anyone recall the saga of the “Little Mother” floated during the Great War? A little mawkish, perhaps, but a remarkably effective recruiting tool. So we need someone to fund for the young fellow under discussion a broad policy of insurance of the type typically provided by employers to employees. And just who might that “someone” be? The insurers? And they are not going to pass this expense to the rest of us? And what the many millions (including those covered by Medicare) who do not enjoy such broad coverage? Well, you’ve driven me into a corner here, and I see… Read more »

Carl Chapman
Guest
Carl Chapman

To Lynn, Paolo, and anyone else out there who sympathizes with the hijacking of the American healthcare system. For decades Congress has had the opportunity to control healthcare – who gets it and who doesn’t – through legislation. It’s legislation that requires emergency rooms to take patients no matter what their ability to pay. It’s legislation that enables employees via COBRA to take their health benefits with them when they are laid off. It’s legislation that tells companies that executives cannot have a better plan than their subordinates. It’s legislation that sets coverage levels, the ability to model pre-existing conditions… Read more »

Nate
Guest
Nate

jlg I see you don’t know anything about insurance and just regurgatate the crap your feed. Not sure what they based this on but it doesn’t appear to include non state sponsored plans. i.e. in Nevada the local chamber sponsors a guarantee issue plan for small businesses. In Ohio they have health something pools sponsored by an organization with another primary purpose like a chamber that is exempt from premium tax. There are all sorts of options out there, proof that we don’t need government to solve this we just need government out of the way. Paolo her son is… Read more »

Robert
Guest

“Just occasionally we get a really heartfelt comment on THCB that is passionate and rational, and reminds us why for all the bile spewed about the topic the essential part of the health care bill”
I would argue that we get those more than “occasionally”…

jlg
Guest
jlg

Nate,
Please. Ignorance and lies?
“Almost every state has guarantee issue community rated plans as well”
11 of 50
http://www.statehealthfacts.org/comparetable.jsp?ind=351&cat=7

Paolo
Guest
Paolo
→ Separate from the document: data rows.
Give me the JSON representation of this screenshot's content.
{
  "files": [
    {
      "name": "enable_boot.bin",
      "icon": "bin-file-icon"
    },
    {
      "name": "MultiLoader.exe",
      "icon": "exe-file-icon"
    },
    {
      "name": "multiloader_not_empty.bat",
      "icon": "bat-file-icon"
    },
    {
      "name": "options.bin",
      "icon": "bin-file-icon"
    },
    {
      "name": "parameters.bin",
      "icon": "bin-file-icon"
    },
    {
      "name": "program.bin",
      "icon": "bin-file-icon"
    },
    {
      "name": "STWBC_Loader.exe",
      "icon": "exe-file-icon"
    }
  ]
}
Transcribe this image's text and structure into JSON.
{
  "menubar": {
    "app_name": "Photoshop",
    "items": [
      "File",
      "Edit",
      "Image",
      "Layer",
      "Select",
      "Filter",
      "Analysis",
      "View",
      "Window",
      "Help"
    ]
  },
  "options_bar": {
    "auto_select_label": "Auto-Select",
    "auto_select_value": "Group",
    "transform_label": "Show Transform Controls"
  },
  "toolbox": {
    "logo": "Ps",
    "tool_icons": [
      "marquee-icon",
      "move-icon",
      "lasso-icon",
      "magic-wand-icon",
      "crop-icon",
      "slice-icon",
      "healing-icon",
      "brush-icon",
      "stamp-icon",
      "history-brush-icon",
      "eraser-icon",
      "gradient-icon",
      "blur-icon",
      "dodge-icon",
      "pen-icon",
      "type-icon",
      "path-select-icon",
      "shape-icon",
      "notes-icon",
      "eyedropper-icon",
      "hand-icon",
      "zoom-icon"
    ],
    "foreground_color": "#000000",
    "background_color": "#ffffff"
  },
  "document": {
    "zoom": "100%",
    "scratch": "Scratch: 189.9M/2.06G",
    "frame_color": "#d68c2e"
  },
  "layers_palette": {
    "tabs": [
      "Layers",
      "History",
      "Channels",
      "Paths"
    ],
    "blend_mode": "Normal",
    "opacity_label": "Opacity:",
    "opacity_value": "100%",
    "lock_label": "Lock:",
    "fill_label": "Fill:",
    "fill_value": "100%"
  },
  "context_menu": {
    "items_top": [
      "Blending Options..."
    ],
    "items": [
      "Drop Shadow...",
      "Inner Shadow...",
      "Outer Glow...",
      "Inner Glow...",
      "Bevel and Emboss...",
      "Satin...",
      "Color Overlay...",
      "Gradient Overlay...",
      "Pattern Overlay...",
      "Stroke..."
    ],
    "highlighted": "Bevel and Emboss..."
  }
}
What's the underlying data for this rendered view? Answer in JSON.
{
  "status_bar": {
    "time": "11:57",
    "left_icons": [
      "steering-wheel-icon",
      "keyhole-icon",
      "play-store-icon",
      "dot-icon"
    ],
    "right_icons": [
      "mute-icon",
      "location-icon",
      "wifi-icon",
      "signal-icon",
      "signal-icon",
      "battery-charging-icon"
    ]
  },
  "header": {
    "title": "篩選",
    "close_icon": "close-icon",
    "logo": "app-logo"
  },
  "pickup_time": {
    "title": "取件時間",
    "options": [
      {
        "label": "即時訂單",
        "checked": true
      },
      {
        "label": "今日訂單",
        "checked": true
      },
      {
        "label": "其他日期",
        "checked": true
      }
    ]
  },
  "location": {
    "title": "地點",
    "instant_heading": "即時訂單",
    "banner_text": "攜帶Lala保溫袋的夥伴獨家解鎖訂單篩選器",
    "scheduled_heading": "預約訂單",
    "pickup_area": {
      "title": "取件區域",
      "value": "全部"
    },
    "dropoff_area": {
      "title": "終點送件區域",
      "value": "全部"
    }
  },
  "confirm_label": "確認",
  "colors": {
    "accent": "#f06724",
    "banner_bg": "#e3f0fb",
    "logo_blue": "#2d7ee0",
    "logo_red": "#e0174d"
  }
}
Kim, your post is right on.
The taxpayer should help provide a basic and humane level of care to all those in need along with strict supervision to ensure that the money is spent wisely. Then, people who can afford more can spend as much as they want on health care as long as it’s with their own money.
Instead, we have a system where some groups of people get unlimited amounts of wasteful care (and feel entitled to it) at the expense of others (usually the taxpayer), while others get almost no care at all.

Greg
Guest
Greg

Nate
You really need a Valium!

Paolo
Guest
Paolo

** Nate said: “Since HIPAA passes as long as you don’t have a 60+ day gap in coverage you are guaranteed the ability to buy insurance. Your entire BS sob story doesn’t hold water.” Not true. HIPAA only provides portability when moving to/from group insurance. HIPAA does not provide portability between individual policies. If you are chronically ill and your individual policy raises premiums (or treats you poorly), you are stuck with it, forever. No federal law helps you transition to another insurer. Of course, you could get a job that provides health care, or you could get a job… Read more »